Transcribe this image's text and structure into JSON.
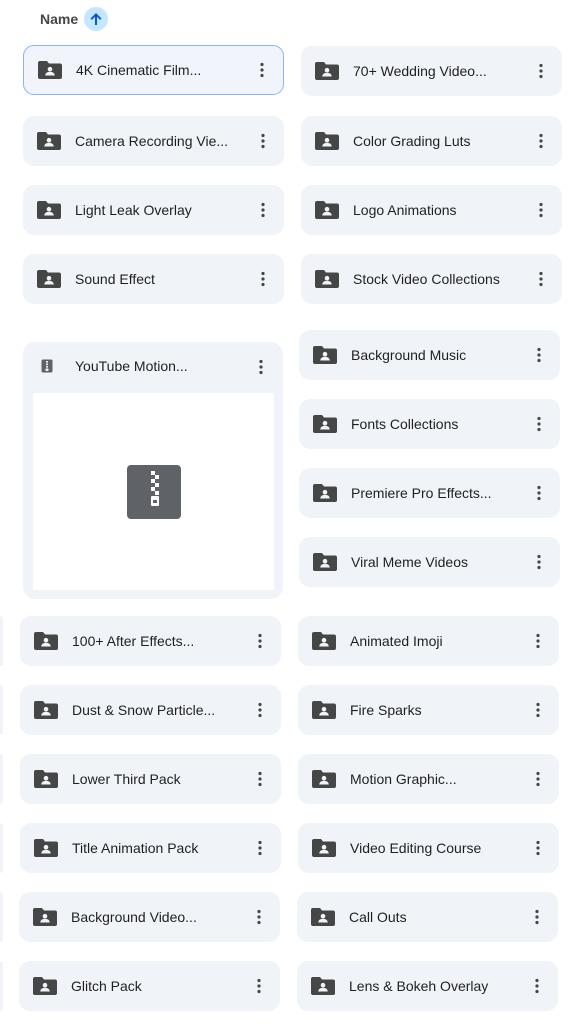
{
  "header": {
    "sort_label": "Name",
    "sort_direction_icon": "arrow-up-icon"
  },
  "colors": {
    "tile_bg": "#f0f4f9",
    "folder_icon": "#444746",
    "selected_border": "#8ab4f8",
    "sort_arrow_bg": "#c2e7ff"
  },
  "items": [
    {
      "label": "4K Cinematic Film...",
      "type": "folder",
      "selected": true
    },
    {
      "label": "70+ Wedding Video...",
      "type": "folder"
    },
    {
      "label": "Camera Recording Vie...",
      "type": "folder"
    },
    {
      "label": "Color Grading Luts",
      "type": "folder"
    },
    {
      "label": "Light Leak Overlay",
      "type": "folder"
    },
    {
      "label": "Logo Animations",
      "type": "folder"
    },
    {
      "label": "Sound Effect",
      "type": "folder"
    },
    {
      "label": "Stock Video Collections",
      "type": "folder"
    },
    {
      "label": "YouTube Motion...",
      "type": "zip"
    },
    {
      "label": "Background Music",
      "type": "folder"
    },
    {
      "label": "Fonts Collections",
      "type": "folder"
    },
    {
      "label": "Premiere Pro Effects...",
      "type": "folder"
    },
    {
      "label": "Viral Meme Videos",
      "type": "folder"
    },
    {
      "label": "100+ After Effects...",
      "type": "folder"
    },
    {
      "label": "Animated Imoji",
      "type": "folder"
    },
    {
      "label": "Dust & Snow Particle...",
      "type": "folder"
    },
    {
      "label": "Fire Sparks",
      "type": "folder"
    },
    {
      "label": "Lower Third Pack",
      "type": "folder"
    },
    {
      "label": "Motion Graphic...",
      "type": "folder"
    },
    {
      "label": "Title Animation Pack",
      "type": "folder"
    },
    {
      "label": "Video Editing Course",
      "type": "folder"
    },
    {
      "label": "Background Video...",
      "type": "folder"
    },
    {
      "label": "Call Outs",
      "type": "folder"
    },
    {
      "label": "Glitch Pack",
      "type": "folder"
    },
    {
      "label": "Lens & Bokeh Overlay",
      "type": "folder"
    }
  ]
}
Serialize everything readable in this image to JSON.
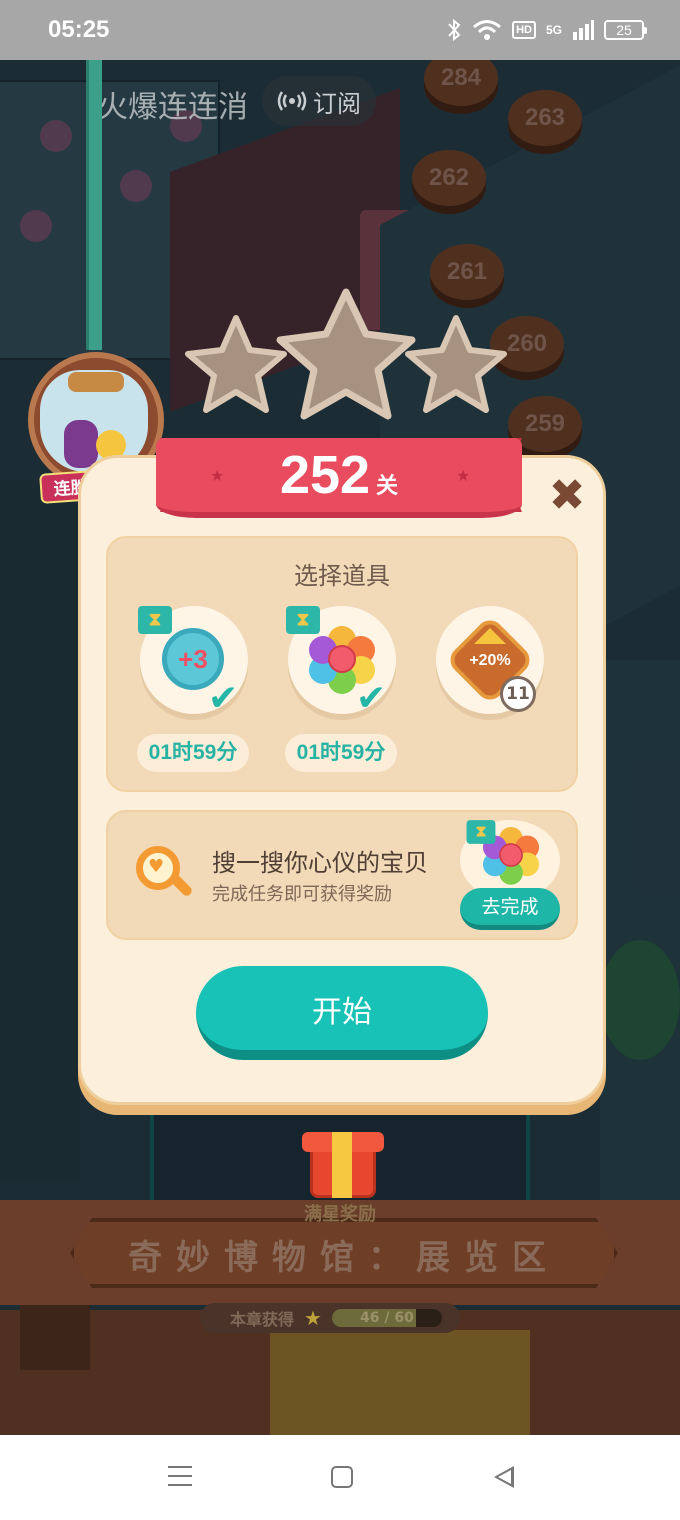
{
  "status_bar": {
    "time": "05:25",
    "hd": "HD",
    "network": "5G",
    "battery": "25",
    "icons": [
      "bluetooth-icon",
      "wifi-icon",
      "signal-icon",
      "battery-icon"
    ]
  },
  "header": {
    "game_title": "火爆连连消",
    "subscribe_label": "订阅"
  },
  "map": {
    "level_nodes": [
      "284",
      "263",
      "262",
      "261",
      "260",
      "259"
    ]
  },
  "jar_reward": {
    "label": "连胜得奖励"
  },
  "dialog": {
    "level_number": "252",
    "level_unit": "关",
    "stars_earned": 0,
    "stars_total": 3,
    "items_title": "选择道具",
    "items": [
      {
        "name": "+3",
        "timer": "01时59分",
        "selected": true
      },
      {
        "name": "rainbow-flower",
        "timer": "01时59分",
        "selected": true
      },
      {
        "name": "+20%",
        "count": "11",
        "selected": false
      }
    ],
    "task": {
      "title": "搜一搜你心仪的宝贝",
      "subtitle": "完成任务即可获得奖励",
      "button": "去完成"
    },
    "start_button": "开始"
  },
  "bottom": {
    "full_star_reward": "满星奖励",
    "area_name": "奇妙博物馆：展览区",
    "chapter_label": "本章获得",
    "chapter_progress": "46 / 60",
    "chapter_fraction": 0.767
  },
  "colors": {
    "accent": "#18c2b6",
    "ribbon": "#e94c5f",
    "dialog_bg": "#fcefdc"
  }
}
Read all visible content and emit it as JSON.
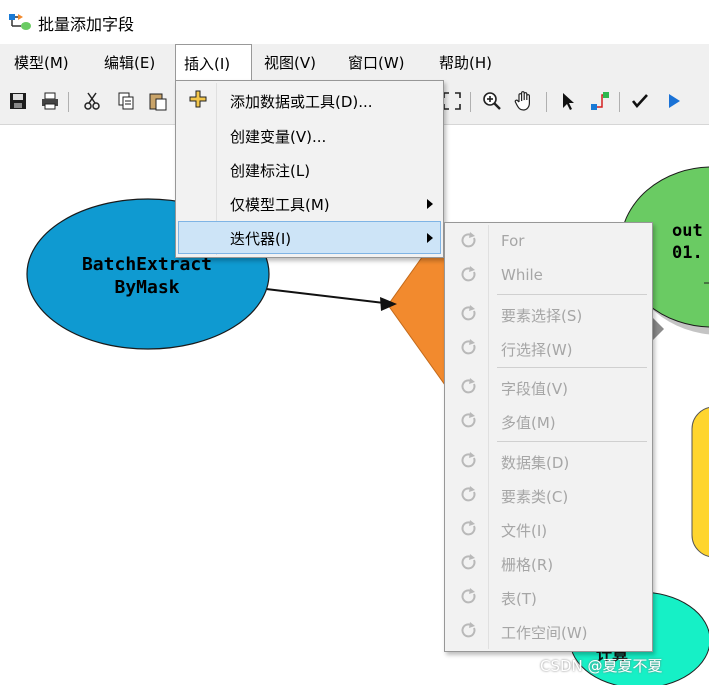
{
  "window": {
    "title": "批量添加字段"
  },
  "menubar": {
    "items": [
      {
        "label": "模型(M)"
      },
      {
        "label": "编辑(E)"
      },
      {
        "label": "插入(I)"
      },
      {
        "label": "视图(V)"
      },
      {
        "label": "窗口(W)"
      },
      {
        "label": "帮助(H)"
      }
    ]
  },
  "insert_menu": {
    "items": [
      {
        "label": "添加数据或工具(D)..."
      },
      {
        "label": "创建变量(V)..."
      },
      {
        "label": "创建标注(L)"
      },
      {
        "label": "仅模型工具(M)"
      },
      {
        "label": "迭代器(I)"
      }
    ]
  },
  "iterator_menu": {
    "items": [
      {
        "label": "For"
      },
      {
        "label": "While"
      },
      {
        "label": "要素选择(S)"
      },
      {
        "label": "行选择(W)"
      },
      {
        "label": "字段值(V)"
      },
      {
        "label": "多值(M)"
      },
      {
        "label": "数据集(D)"
      },
      {
        "label": "要素类(C)"
      },
      {
        "label": "文件(I)"
      },
      {
        "label": "栅格(R)"
      },
      {
        "label": "表(T)"
      },
      {
        "label": "工作空间(W)"
      }
    ]
  },
  "canvas": {
    "tool_node": {
      "line1": "BatchExtract",
      "line2": "ByMask"
    },
    "output_node": {
      "line1": "out",
      "line2": "01."
    },
    "partial_node_text": "计算"
  },
  "colors": {
    "tool_node": "#0f9ad1",
    "process_diamond": "#f28a2e",
    "output_node": "#6acb63",
    "yellow_node": "#ffd52e",
    "cyan_node": "#16f0c6",
    "highlight": "#cde4f7"
  },
  "watermark": "CSDN @夏夏不夏"
}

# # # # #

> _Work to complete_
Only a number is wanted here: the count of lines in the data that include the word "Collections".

> _Result of this exercise_
2